When I wrote the raja beta and rani bitiya piece last week, I had no idea that it would touch such a nerve. As of today, the post on my personal blog has been viewed some 66,000 times and my first tweet reached more than 4.5 lakh people. There were many conversations around the topic as people weighed in with their own experiences of seeing a new generation of entitled young men and women living off their parents but trying to save the world. One 2017 HSBC study says that 55% of the surveyed households in India were still supporting their children well into adulthood.
This phenomenon of sudden affluence affecting parenting decisions is not an India specific problem. Smaller families and sudden affluence are twin factors that give the kids growing in such homes far more bargaining power than before, not just in India, but in other regions as well. For example, economists Sebastian Galiani, Matthew Staiger and Gustavo Torrens show in a paper that over the past 100 years American kids have managed to capture an increasing share of the household surplus due to better bargaining power in the home.

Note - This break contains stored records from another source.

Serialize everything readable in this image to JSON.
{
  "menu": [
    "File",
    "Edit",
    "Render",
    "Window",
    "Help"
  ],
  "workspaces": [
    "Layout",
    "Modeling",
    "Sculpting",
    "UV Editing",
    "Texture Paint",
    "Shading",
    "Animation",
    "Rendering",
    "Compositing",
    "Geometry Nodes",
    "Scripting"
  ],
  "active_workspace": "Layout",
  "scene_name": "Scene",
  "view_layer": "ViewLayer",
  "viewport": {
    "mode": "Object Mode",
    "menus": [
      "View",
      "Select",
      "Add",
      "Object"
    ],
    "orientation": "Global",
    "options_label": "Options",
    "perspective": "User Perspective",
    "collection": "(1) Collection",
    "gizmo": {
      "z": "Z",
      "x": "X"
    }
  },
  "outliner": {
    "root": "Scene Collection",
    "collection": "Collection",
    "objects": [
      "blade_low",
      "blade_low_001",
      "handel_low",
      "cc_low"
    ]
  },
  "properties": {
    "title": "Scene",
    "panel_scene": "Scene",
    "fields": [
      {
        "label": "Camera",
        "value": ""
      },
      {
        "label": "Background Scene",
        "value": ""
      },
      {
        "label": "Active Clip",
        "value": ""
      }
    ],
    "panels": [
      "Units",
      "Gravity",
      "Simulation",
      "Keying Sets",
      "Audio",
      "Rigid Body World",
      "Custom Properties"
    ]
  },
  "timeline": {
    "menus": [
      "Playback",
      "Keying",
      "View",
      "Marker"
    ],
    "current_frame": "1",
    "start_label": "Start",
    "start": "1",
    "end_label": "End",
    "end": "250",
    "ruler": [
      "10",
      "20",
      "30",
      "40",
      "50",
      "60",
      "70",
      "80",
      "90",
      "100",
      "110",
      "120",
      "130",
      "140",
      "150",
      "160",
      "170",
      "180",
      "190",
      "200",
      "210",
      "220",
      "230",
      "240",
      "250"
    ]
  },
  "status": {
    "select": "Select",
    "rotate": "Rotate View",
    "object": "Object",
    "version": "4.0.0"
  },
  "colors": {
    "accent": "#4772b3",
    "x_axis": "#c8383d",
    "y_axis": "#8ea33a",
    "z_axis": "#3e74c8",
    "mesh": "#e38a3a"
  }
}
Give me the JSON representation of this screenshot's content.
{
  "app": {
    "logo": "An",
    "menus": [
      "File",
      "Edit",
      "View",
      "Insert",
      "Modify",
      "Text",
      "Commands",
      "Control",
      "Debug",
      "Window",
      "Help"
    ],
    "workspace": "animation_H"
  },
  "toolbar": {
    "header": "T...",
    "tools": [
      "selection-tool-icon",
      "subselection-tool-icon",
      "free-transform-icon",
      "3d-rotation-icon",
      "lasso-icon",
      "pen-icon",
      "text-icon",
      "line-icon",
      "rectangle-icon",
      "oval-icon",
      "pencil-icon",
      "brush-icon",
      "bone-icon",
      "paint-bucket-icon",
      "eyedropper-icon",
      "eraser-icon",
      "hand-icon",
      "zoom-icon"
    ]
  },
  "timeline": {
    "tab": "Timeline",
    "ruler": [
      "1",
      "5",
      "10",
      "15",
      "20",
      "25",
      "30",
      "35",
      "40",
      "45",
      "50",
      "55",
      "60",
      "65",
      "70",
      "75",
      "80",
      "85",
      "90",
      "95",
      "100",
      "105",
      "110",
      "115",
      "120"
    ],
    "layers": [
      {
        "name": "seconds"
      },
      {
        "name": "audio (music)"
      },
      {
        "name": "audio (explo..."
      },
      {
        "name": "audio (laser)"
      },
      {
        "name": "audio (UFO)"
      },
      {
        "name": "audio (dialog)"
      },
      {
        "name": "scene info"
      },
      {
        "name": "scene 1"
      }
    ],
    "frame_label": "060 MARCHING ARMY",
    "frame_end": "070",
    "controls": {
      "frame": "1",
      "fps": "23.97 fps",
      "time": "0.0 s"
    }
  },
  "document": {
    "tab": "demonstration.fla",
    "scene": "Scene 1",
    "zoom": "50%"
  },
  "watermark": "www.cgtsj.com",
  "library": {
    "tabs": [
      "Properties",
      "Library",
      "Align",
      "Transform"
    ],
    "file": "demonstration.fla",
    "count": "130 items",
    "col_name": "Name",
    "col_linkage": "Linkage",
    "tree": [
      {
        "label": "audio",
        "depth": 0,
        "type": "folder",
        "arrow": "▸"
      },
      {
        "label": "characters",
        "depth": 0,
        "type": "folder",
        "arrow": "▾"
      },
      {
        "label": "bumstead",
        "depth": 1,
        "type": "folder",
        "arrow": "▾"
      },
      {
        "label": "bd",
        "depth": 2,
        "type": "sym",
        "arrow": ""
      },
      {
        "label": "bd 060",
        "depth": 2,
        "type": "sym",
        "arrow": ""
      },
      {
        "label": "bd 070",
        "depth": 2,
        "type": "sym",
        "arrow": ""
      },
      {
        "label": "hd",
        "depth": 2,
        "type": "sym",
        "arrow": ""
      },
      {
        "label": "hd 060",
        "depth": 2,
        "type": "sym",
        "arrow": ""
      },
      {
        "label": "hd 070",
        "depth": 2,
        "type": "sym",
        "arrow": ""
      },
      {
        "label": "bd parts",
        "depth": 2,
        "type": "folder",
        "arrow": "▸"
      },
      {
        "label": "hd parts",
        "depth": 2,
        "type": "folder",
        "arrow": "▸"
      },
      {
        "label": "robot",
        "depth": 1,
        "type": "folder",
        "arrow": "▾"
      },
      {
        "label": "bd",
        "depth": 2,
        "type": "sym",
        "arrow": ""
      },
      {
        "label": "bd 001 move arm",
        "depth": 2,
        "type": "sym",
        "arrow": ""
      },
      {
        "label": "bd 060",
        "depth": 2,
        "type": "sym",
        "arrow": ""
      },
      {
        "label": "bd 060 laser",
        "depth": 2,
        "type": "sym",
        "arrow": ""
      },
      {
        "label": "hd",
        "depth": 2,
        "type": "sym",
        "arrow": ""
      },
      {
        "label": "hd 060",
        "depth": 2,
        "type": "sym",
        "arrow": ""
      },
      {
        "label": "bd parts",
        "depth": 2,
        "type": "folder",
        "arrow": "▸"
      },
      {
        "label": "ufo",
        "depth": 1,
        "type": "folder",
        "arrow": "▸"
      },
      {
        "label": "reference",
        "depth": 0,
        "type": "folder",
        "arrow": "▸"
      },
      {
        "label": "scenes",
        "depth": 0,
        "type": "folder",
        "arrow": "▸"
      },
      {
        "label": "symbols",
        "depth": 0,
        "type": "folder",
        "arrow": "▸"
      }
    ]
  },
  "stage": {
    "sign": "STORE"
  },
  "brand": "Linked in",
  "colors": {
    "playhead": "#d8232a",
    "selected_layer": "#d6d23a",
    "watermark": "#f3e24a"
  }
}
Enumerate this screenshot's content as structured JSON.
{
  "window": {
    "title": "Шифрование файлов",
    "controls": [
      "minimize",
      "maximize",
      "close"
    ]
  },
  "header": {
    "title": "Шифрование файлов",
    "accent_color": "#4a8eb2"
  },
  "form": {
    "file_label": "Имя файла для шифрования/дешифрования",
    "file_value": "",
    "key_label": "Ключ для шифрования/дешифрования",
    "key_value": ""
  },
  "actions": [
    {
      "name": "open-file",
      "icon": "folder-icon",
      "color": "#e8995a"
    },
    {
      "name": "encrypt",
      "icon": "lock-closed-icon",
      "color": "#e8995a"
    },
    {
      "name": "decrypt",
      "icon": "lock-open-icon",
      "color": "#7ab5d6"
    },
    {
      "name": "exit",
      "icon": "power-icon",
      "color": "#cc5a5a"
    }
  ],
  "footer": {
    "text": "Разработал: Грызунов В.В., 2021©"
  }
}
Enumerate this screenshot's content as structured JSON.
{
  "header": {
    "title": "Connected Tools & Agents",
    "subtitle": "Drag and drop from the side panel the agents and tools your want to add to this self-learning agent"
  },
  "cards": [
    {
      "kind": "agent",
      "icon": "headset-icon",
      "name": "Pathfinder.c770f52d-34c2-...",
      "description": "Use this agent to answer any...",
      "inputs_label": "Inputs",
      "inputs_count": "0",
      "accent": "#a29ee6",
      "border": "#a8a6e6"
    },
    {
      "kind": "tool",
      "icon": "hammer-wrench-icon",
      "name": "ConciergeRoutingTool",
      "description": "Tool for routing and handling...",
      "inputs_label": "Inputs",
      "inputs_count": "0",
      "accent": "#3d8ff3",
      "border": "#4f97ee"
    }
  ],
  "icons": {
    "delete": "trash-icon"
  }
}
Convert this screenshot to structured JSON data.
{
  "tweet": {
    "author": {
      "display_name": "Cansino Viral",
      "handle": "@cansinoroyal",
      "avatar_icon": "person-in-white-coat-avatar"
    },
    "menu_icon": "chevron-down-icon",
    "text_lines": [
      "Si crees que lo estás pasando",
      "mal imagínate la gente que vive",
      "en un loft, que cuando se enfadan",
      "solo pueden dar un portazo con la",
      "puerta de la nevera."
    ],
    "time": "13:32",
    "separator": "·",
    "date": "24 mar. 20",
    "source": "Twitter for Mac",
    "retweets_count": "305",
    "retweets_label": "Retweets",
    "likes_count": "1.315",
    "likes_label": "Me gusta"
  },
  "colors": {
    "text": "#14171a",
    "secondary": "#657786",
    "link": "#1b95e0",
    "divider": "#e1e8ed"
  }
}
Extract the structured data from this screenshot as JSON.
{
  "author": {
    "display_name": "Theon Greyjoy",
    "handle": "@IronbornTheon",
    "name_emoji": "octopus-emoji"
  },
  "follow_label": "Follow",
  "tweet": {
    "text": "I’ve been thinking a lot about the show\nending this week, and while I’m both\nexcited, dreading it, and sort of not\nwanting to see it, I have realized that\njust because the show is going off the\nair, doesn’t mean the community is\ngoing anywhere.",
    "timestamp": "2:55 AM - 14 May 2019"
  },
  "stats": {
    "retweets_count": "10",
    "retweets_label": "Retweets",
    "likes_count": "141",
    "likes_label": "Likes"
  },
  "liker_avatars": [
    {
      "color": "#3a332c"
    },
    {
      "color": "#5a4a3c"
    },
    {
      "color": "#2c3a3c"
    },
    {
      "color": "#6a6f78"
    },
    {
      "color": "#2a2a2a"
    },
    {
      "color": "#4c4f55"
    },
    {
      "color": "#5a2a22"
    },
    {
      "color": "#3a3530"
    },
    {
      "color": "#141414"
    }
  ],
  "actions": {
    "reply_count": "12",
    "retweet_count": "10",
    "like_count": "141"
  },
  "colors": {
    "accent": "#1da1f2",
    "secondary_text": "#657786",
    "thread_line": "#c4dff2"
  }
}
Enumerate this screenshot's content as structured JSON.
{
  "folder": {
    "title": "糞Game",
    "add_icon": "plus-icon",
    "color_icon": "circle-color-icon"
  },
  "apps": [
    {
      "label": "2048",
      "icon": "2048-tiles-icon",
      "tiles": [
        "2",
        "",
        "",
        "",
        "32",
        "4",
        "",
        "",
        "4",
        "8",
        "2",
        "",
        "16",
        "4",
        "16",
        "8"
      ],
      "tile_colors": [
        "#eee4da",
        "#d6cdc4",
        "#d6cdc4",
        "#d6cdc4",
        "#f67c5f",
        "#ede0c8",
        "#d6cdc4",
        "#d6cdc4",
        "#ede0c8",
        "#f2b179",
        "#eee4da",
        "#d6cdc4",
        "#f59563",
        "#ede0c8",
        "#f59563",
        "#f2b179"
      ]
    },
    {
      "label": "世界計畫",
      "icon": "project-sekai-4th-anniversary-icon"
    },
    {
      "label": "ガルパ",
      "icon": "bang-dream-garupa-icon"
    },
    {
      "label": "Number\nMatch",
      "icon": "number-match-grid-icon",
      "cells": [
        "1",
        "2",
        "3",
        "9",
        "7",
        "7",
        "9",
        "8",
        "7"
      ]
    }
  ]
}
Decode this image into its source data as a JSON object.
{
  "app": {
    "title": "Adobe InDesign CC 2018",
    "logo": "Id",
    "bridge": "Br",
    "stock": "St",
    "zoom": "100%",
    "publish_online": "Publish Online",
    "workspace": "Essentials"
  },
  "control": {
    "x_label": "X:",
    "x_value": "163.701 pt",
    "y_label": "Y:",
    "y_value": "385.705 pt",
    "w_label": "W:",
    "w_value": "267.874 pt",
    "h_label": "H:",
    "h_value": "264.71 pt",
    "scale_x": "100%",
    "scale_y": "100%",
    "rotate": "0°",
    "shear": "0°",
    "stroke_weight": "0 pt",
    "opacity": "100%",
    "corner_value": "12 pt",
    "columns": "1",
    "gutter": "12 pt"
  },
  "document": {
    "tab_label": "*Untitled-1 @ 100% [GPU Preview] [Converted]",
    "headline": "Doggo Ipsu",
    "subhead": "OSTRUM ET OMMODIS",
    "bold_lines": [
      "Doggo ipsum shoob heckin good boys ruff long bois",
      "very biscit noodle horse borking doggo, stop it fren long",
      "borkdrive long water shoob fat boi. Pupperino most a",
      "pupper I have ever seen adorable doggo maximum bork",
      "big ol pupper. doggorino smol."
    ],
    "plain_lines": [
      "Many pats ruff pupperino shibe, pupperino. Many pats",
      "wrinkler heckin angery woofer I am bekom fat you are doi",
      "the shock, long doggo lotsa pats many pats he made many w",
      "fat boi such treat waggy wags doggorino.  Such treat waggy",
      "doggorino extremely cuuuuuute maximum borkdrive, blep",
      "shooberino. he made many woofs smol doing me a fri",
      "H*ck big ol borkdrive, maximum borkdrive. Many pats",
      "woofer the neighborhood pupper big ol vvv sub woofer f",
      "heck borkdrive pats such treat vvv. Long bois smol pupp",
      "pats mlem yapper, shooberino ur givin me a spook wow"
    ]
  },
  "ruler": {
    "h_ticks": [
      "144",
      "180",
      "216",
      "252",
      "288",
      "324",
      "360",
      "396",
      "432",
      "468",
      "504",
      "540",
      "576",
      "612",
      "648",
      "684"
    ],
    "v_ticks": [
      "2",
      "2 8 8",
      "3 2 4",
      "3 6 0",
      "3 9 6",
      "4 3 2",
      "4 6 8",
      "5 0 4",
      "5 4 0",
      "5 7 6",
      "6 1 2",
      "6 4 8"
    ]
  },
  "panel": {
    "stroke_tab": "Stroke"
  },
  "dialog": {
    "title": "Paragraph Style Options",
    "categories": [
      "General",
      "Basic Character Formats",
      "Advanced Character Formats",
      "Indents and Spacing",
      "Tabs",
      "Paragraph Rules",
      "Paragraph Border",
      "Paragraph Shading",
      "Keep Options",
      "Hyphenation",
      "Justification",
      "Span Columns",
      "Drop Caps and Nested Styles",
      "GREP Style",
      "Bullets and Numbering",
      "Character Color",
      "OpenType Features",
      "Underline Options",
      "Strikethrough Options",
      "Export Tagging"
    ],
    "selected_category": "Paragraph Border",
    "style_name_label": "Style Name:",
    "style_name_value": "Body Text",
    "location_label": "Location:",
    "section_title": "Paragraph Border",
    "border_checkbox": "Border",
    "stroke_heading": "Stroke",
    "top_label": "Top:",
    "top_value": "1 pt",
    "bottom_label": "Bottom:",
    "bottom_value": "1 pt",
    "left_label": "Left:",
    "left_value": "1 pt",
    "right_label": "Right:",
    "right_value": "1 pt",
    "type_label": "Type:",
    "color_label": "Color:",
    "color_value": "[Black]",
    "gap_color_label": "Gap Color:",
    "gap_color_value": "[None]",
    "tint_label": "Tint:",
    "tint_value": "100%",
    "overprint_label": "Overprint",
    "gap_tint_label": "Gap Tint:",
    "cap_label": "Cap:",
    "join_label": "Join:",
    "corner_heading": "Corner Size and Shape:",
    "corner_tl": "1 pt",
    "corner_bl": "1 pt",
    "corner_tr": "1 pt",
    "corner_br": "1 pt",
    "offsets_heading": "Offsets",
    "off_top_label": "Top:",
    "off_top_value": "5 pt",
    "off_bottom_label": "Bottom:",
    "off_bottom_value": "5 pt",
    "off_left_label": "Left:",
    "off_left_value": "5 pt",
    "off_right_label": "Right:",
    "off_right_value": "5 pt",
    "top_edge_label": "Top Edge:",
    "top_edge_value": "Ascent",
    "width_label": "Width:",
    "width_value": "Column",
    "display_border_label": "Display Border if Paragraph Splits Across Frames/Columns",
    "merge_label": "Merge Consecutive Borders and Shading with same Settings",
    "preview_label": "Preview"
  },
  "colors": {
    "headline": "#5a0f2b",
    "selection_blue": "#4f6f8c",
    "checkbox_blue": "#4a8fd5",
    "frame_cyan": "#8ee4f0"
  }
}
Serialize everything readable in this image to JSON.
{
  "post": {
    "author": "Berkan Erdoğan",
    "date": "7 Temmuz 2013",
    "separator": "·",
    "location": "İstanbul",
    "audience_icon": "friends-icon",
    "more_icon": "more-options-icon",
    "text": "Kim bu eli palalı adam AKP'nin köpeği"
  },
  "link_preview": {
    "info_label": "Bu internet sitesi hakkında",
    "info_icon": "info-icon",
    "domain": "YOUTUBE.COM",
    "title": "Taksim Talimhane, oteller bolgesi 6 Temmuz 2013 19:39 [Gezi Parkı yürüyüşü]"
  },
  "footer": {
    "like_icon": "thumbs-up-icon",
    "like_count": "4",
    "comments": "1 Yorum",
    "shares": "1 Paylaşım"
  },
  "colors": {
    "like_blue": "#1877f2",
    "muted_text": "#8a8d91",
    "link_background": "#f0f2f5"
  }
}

While parenting is itself a challenge, managing to keep the kids anchored to prudent money mantras for the newly affluent is even tougher. It is indeed tempting to use the blast from the credit card to zap away the problems for the newly affluent, but good parenting is about equipping the next gen with life skills rather than just access to parental wealth. There are five key areas of awareness for newly affluent parents.
One, kids don’t listen, they watch. If you want financial prudence in the kids, then you need to exercise it in your own lives. If the difference between need, want and greed is not that clear in your money decisions, the fuzziness will pass on to the gen next. Do the dinner table conversations (I’m hoping that these happen physically and not through shared Instagram memes) sometimes revolve around buying new cars or high value gadgets or whatever for yourself that you don’t really need, but it is more of a JLT (just like that) spend? I’d worry about the signals that the kids are getting through this on such big ticket spends.
Two, honest money conversations on what is possible and what is not can begin from a very early age. Making the kids a part of the spending decisions gives them a voice and a stake in the outcomes. A new luxury car today vs an addition to the college fund are conversations that make the kids a part of the money decisions of the little unit called home. Peer pressure is tough and the desire to give in is very real when it can be bought rather than fought. Communicate that buying yourself into a group or social approval is a temporary fix and while the money might be there, but is that really what the child wants to do – buy approval?
Three, breaking down an unthought desire into its components and then allowing the child to make the decision. The Mac Donald’s Happy Meal comes with a burger, a drink, some fries and a small toy. It is what finance jargon calls a ‘bundled product’. I remember the time that my own kid wanted it at age five. I had no problem in buying it but broke down the decision for her – you don’t like fries, the burger is not the kind you really like and the drink on its own costs far less. Are we buying the toy or the meal? Are we buying because they are selling or we really really like the deal? If we do, sure, let’s get it. At age five she walked from the deal. And from many others after that.
Four, encouraging young adults to earn some money in the holidays gives them some idea of what it takes to buy that flat white so easily ordered and half drunk. Though I did not watch the series The Big Switch, reportson this reality show said that the very rich kids had a change of heart and habit when they switched roles with a poorer young adult. One of the participants is quoted in the story saying: “The first thing I did was hug my maid, driver and cook,” she says. “I thanked them for everything they had done to make me happy. My parents were really taken aback.”
Five, and this is the toughest, making money and what it can buy, a proxy for your attention and time is a slippery slope to financially spoilt rich kids. Figuring out that a small kid would rather play with mum rather than alone with an expensive gadget is a learning for a parent.
Parenting is about balance. To starve them of what your money can buy or over indulge can both have consequences. The best gift a baby gives the parent is the chance to reset their own lives one more time. Doing that is possibly the best parenting advice you can get.